Late Thursday afternoon, Haaretz reported that the two teams probing the incidents are close to turning over a large number of recommendations to military advocate-general Maj.-Gen. Sharon Afek, who has the final word on whether to criminally investigate an incident.

Haaretz reported that the two teams will recommend to Afek not to criminally investigate any of the incidents as the Palestinians killed had either been shot by accident, had died due to other operational errors, or had been shot justifiably.

Even if the two teams send recommendations soon to Afek, the Post has learned that the IDF legal division will likely need to request the gathering of additional evidence, which will draw out the probes further and only Afek makes final decisions.

Moreover, the Post has learned that in many cases, the IDF has been in touch with Palestinians’ lawyers to get information and is waiting for responses or has received initial responses and is in an extended process of dialogue.

The IDF’s open-fire rules during the crisis have been highly controversial and on Wednesday the UN Human Rights Council appointed an official commission, headed by Syracuse professor and war crimes expert David Michael Crane, to probe alleged war-crimes allegations against Israel.

In April, the International Criminal Court issued a warning to both Israel and Hamas that its ongoing war-crimes probe of both sides dating back to the 2014 Gaza war could also include any new crimes committed during the current border conflict.

Even if the IDF puts forth the above reasons justifying its needing more time to make final decisions about criminal investigations and – down the road – whether to indict soldiers or not, there are concerns that the longer the probes run the more global legal problems may build up.

Despite these concerns, the Post has learned the IDF will likely not push to speed up the process.

Regarding the 2014 Gaza war, though the IDF made several announcements about criminal probes in the weeks and months after the war ended, there are still, to this day, no final decisions regarding whether to criminally probe the three largest incidents of Palestinian deaths.

The Post has learned that final decisions regarding those incidents are due in the coming months or by the end of 2018.

It appears that the IDF and top Israeli legal officials have not reached a final decision about whether to put out large public reports about their probes, as they did for the 2014 Gaza war, preferring to wait until the current border crisis has ended and they can view its full scale.

Moreover, many of the government officials and soldiers that the legal officials need information from are still serving on the border as long as the crisis continues – causing a delay in how quickly they can provide documentation.

The 2014 Gaza war led to over 30 criminal investigations out of around 500 initial probes.
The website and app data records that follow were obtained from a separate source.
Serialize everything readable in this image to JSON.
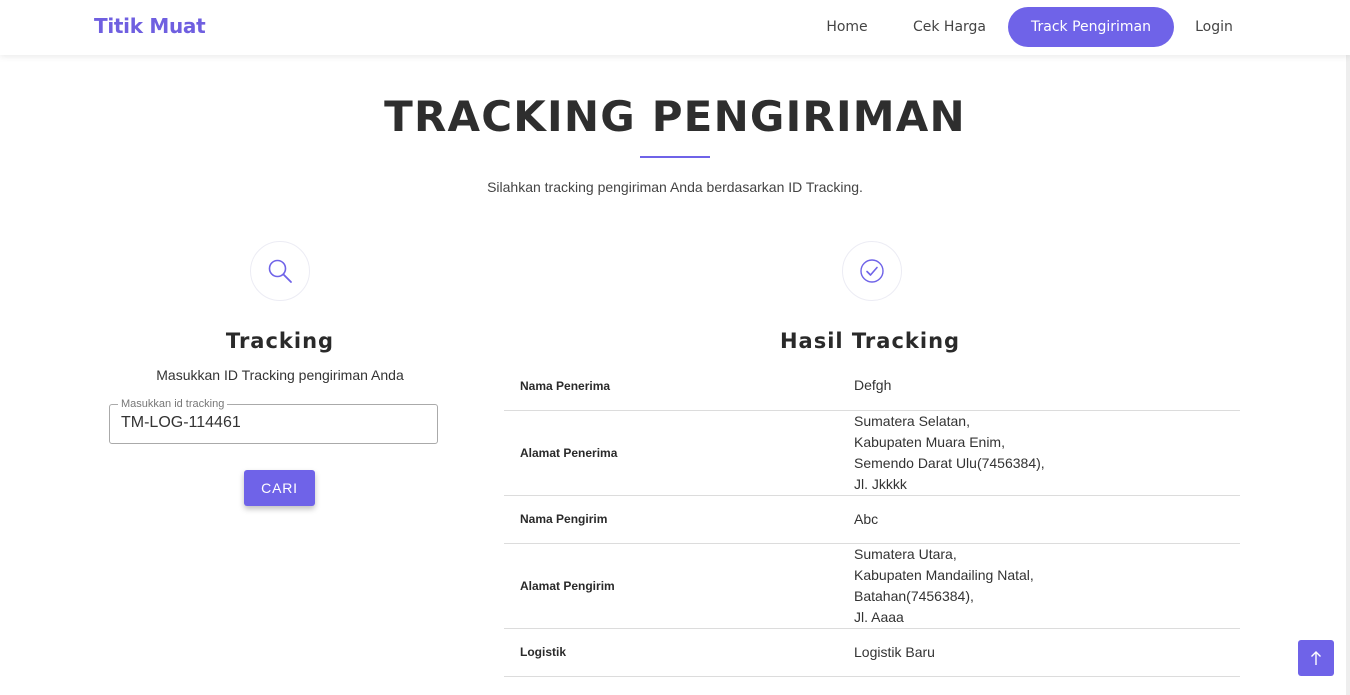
{
  "nav": {
    "brand": "Titik Muat",
    "items": [
      {
        "label": "Home"
      },
      {
        "label": "Cek Harga"
      },
      {
        "label": "Track Pengiriman"
      },
      {
        "label": "Login"
      }
    ],
    "active": "Track Pengiriman"
  },
  "hero": {
    "title": "TRACKING PENGIRIMAN",
    "subtitle": "Silahkan tracking pengiriman Anda berdasarkan ID Tracking."
  },
  "tracking": {
    "icon": "search-icon",
    "title": "Tracking",
    "instruction": "Masukkan ID Tracking pengiriman Anda",
    "field_label": "Masukkan id tracking",
    "field_value": "TM-LOG-114461",
    "button_label": "CARI"
  },
  "result": {
    "icon": "check-circle-icon",
    "title": "Hasil Tracking",
    "rows": [
      {
        "label": "Nama Penerima",
        "lines": [
          "Defgh"
        ]
      },
      {
        "label": "Alamat Penerima",
        "lines": [
          "Sumatera Selatan,",
          "Kabupaten Muara Enim,",
          "Semendo Darat Ulu(7456384),",
          "Jl. Jkkkk"
        ]
      },
      {
        "label": "Nama Pengirim",
        "lines": [
          "Abc"
        ]
      },
      {
        "label": "Alamat Pengirim",
        "lines": [
          "Sumatera Utara,",
          "Kabupaten Mandailing Natal,",
          "Batahan(7456384),",
          "Jl. Aaaa"
        ]
      },
      {
        "label": "Logistik",
        "lines": [
          "Logistik Baru"
        ]
      }
    ]
  },
  "colors": {
    "accent": "#6f63e8",
    "brand": "#6f5fe0",
    "heading": "#2e2e2e"
  },
  "back_to_top_icon": "arrow-up-icon"
}
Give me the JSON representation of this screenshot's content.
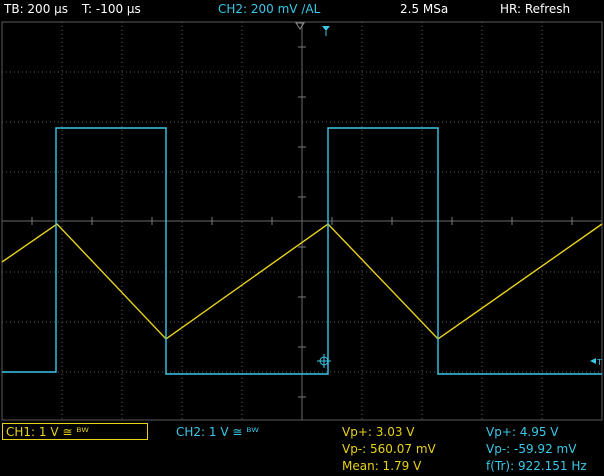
{
  "top": {
    "timebase": "TB: 200 µs",
    "trigger_time": "T: -100 µs",
    "channel": "CH2: 200 mV ∕AL",
    "sample_rate": "2.5 MSa",
    "hr_mode": "HR: Refresh"
  },
  "bottom": {
    "ch1": "CH1: 1 V ≅ ᴮᵂ",
    "ch2": "CH2: 1 V ≅ ᴮᵂ",
    "ch1_meas": [
      "Vp+: 3.03 V",
      "Vp-: 560.07 mV",
      "Mean: 1.79 V"
    ],
    "ch2_meas": [
      "Vp+: 4.95 V",
      "Vp-: -59.92 mV",
      "f(Tr): 922.151 Hz"
    ]
  },
  "colors": {
    "ch1": "#e8d21a",
    "ch2": "#3bc8e8",
    "grid": "#5a5a5a"
  },
  "icons": [
    "trigger-marker-icon",
    "trigger-position-icon",
    "ch2-level-marker-icon"
  ]
}
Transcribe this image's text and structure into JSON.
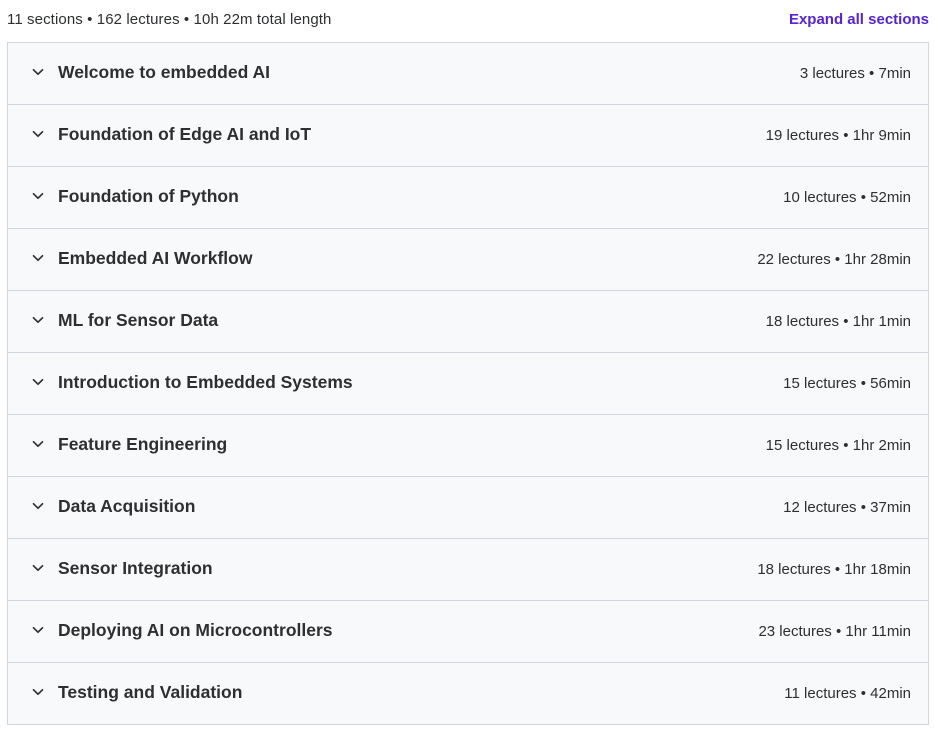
{
  "summary": {
    "text": "11 sections • 162 lectures • 10h 22m total length",
    "expand_label": "Expand all sections"
  },
  "colors": {
    "accent": "#5624d0",
    "row_background": "#f7f9fa",
    "border": "#d1d7dc",
    "text": "#2d2f31"
  },
  "sections": [
    {
      "title": "Welcome to embedded AI",
      "meta": "3 lectures • 7min",
      "icon": "chevron-down-icon"
    },
    {
      "title": "Foundation of Edge AI and IoT",
      "meta": "19 lectures • 1hr 9min",
      "icon": "chevron-down-icon"
    },
    {
      "title": "Foundation of Python",
      "meta": "10 lectures • 52min",
      "icon": "chevron-down-icon"
    },
    {
      "title": "Embedded AI Workflow",
      "meta": "22 lectures • 1hr 28min",
      "icon": "chevron-down-icon"
    },
    {
      "title": "ML for Sensor Data",
      "meta": "18 lectures • 1hr 1min",
      "icon": "chevron-down-icon"
    },
    {
      "title": "Introduction to Embedded Systems",
      "meta": "15 lectures • 56min",
      "icon": "chevron-down-icon"
    },
    {
      "title": "Feature Engineering",
      "meta": "15 lectures • 1hr 2min",
      "icon": "chevron-down-icon"
    },
    {
      "title": "Data Acquisition",
      "meta": "12 lectures • 37min",
      "icon": "chevron-down-icon"
    },
    {
      "title": "Sensor Integration",
      "meta": "18 lectures • 1hr 18min",
      "icon": "chevron-down-icon"
    },
    {
      "title": "Deploying AI on Microcontrollers",
      "meta": "23 lectures • 1hr 11min",
      "icon": "chevron-down-icon"
    },
    {
      "title": "Testing and Validation",
      "meta": "11 lectures • 42min",
      "icon": "chevron-down-icon"
    }
  ]
}
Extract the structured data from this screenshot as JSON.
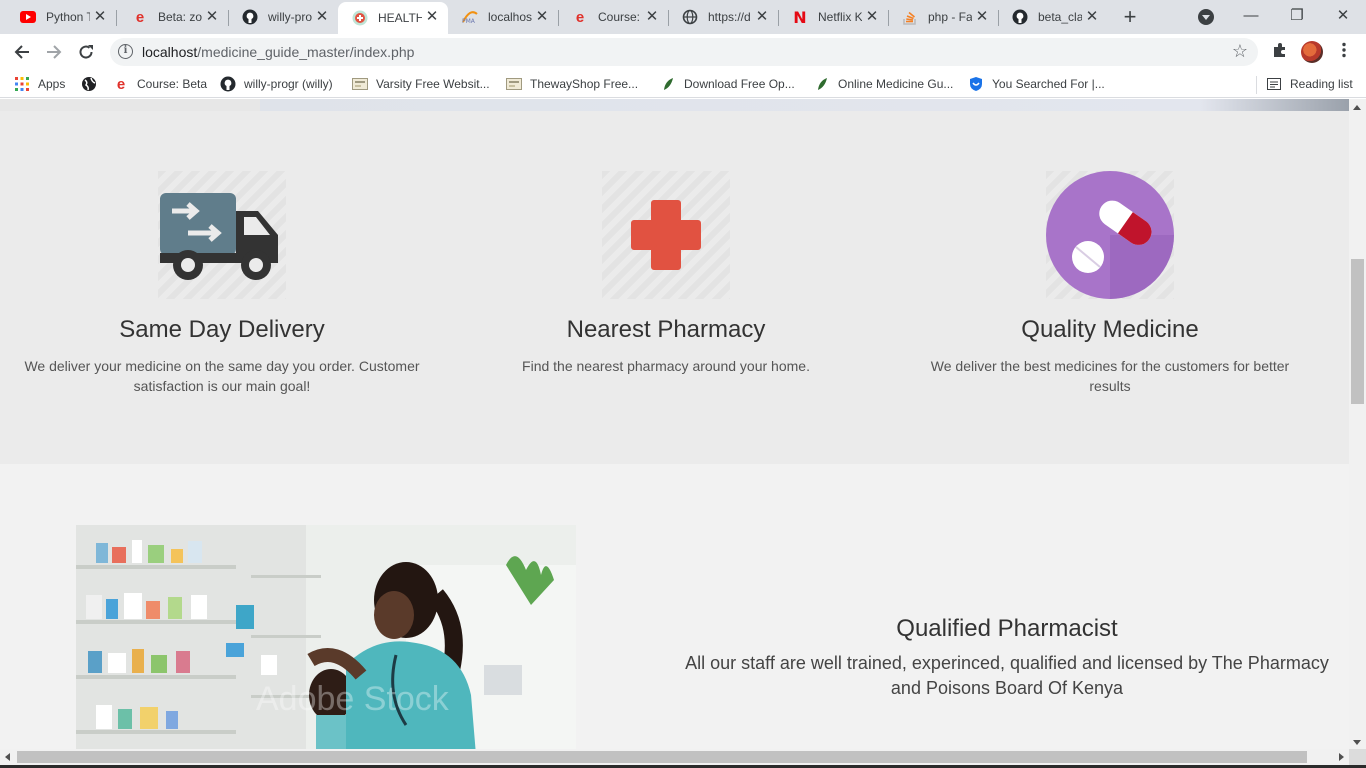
{
  "browser": {
    "tabs": [
      {
        "title": "Python T",
        "icon": "youtube-icon",
        "active": false
      },
      {
        "title": "Beta: zoo",
        "icon": "e-icon",
        "active": false
      },
      {
        "title": "willy-pro",
        "icon": "github-icon",
        "active": false
      },
      {
        "title": "HEALTHY",
        "icon": "health-icon",
        "active": true
      },
      {
        "title": "localhost",
        "icon": "phpmyadmin-icon",
        "active": false
      },
      {
        "title": "Course: B",
        "icon": "e-icon",
        "active": false
      },
      {
        "title": "https://d",
        "icon": "globe-icon",
        "active": false
      },
      {
        "title": "Netflix K",
        "icon": "netflix-icon",
        "active": false
      },
      {
        "title": "php - Fa",
        "icon": "stackoverflow-icon",
        "active": false
      },
      {
        "title": "beta_cla",
        "icon": "github-icon",
        "active": false
      }
    ],
    "close_glyph": "✕",
    "new_tab_glyph": "+",
    "window": {
      "minimize": "—",
      "restore": "❐",
      "close": "✕"
    },
    "url": {
      "host": "localhost",
      "path": "/medicine_guide_master/index.php"
    },
    "bookmarks": [
      {
        "label": "Apps",
        "icon": "apps-grid-icon"
      },
      {
        "label": "",
        "icon": "globe-icon"
      },
      {
        "label": "Course: Beta",
        "icon": "e-icon"
      },
      {
        "label": "willy-progr (willy)",
        "icon": "github-icon"
      },
      {
        "label": "Varsity Free Websit...",
        "icon": "template-icon"
      },
      {
        "label": "ThewayShop Free...",
        "icon": "template-icon"
      },
      {
        "label": "Download Free Op...",
        "icon": "leaf-icon"
      },
      {
        "label": "Online Medicine Gu...",
        "icon": "leaf-icon"
      },
      {
        "label": "You Searched For |...",
        "icon": "shield-icon"
      }
    ],
    "reading_list": "Reading list"
  },
  "features": [
    {
      "title": "Same Day Delivery",
      "desc": "We deliver your medicine on the same day you order. Customer satisfaction is our main goal!",
      "icon": "delivery-truck-icon"
    },
    {
      "title": "Nearest Pharmacy",
      "desc": "Find the nearest pharmacy around your home.",
      "icon": "red-cross-icon"
    },
    {
      "title": "Quality Medicine",
      "desc": "We deliver the best medicines for the customers for better results",
      "icon": "pills-icon"
    }
  ],
  "about": {
    "title": "Qualified Pharmacist",
    "text": "All our staff are well trained, experinced, qualified and licensed by The Pharmacy and Poisons Board Of Kenya",
    "photo_watermark": "Adobe Stock"
  },
  "colors": {
    "tabstrip": "#dee1e6",
    "features_bg": "#ebebeb",
    "about_bg": "#f2f2f2",
    "truck": "#607d8b",
    "cross": "#e15241",
    "pills_circle": "#a874c9"
  }
}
If none of the current crisis incidents lead to criminal probes, the IDF would likely come under even greater scrutiny by the ICC and the UNHRC.

On the other hand, the IDF is hopeful that a High Court of Justice ruling declaring its open fires rules legal may shield it from outside legal scrutiny.

Source: https://www.jpost.com/Arab-Israeli-Conflict/Is-the-IDF-ready-for-its-next-legal-war-563568